*** Opening of Data supplied ***

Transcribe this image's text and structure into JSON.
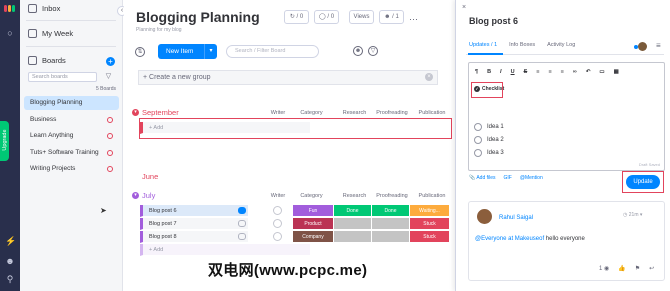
{
  "nav": {
    "upgrade_label": "Upgrade"
  },
  "sidebar": {
    "inbox": "Inbox",
    "my_week": "My Week",
    "boards_title": "Boards",
    "search_placeholder": "Search boards",
    "board_count": "5 Boards",
    "boards": [
      {
        "label": "Blogging Planning",
        "active": true
      },
      {
        "label": "Business",
        "active": false
      },
      {
        "label": "Learn Anything",
        "active": false
      },
      {
        "label": "Tuts+ Software Training",
        "active": false
      },
      {
        "label": "Writing Projects",
        "active": false
      }
    ]
  },
  "board": {
    "title": "Blogging Planning",
    "subtitle": "Planning for my blog",
    "activity_count": "/ 0",
    "updates_count": "/ 0",
    "views_label": "Views",
    "members_count": "/ 1",
    "new_item_label": "New Item",
    "search_placeholder": "Search / Filter Board",
    "create_group_placeholder": "+ Create a new group",
    "columns": [
      "Writer",
      "Category",
      "Research",
      "Proofreading",
      "Publication"
    ],
    "add_label": "+ Add",
    "groups": [
      {
        "name": "September",
        "color": "#e2445c"
      },
      {
        "name": "June",
        "color": "#e2445c"
      },
      {
        "name": "July",
        "color": "#a25ddc"
      }
    ],
    "july_items": [
      {
        "name": "Blog post 6",
        "category": "Fun",
        "category_color": "#a25ddc",
        "research": "Done",
        "research_color": "#00c875",
        "proofreading": "Done",
        "proofreading_color": "#00c875",
        "publication": "Waiting...",
        "publication_color": "#fdab3d"
      },
      {
        "name": "Blog post 7",
        "category": "Product",
        "category_color": "#bb3354",
        "research": "",
        "research_color": "#c4c4c4",
        "proofreading": "",
        "proofreading_color": "#c4c4c4",
        "publication": "Stuck",
        "publication_color": "#e2445c"
      },
      {
        "name": "Blog post 8",
        "category": "Company",
        "category_color": "#7f5347",
        "research": "",
        "research_color": "#c4c4c4",
        "proofreading": "",
        "proofreading_color": "#c4c4c4",
        "publication": "Stuck",
        "publication_color": "#e2445c"
      }
    ]
  },
  "panel": {
    "title": "Blog post 6",
    "tabs": [
      "Updates / 1",
      "Info Boxes",
      "Activity Log"
    ],
    "checklist_label": "Checklist",
    "ideas": [
      "Idea 1",
      "Idea 2",
      "Idea 3"
    ],
    "draft_label": "Draft Saved",
    "add_files": "Add files",
    "gif": "GIF",
    "mention": "@Mention",
    "update_button": "Update",
    "update_card": {
      "author": "Rahul Saigal",
      "time": "21m",
      "mention": "@Everyone at Makeuseof",
      "message": " hello everyone",
      "views": "1"
    }
  },
  "watermark": "双电网(www.pcpc.me)"
}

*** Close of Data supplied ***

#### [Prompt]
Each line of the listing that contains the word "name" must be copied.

#### [Written answer]
        "name": "September",
        "name": "June",
        "name": "July",
        "name": "Blog post 6",
        "name": "Blog post 7",
        "name": "Blog post 8",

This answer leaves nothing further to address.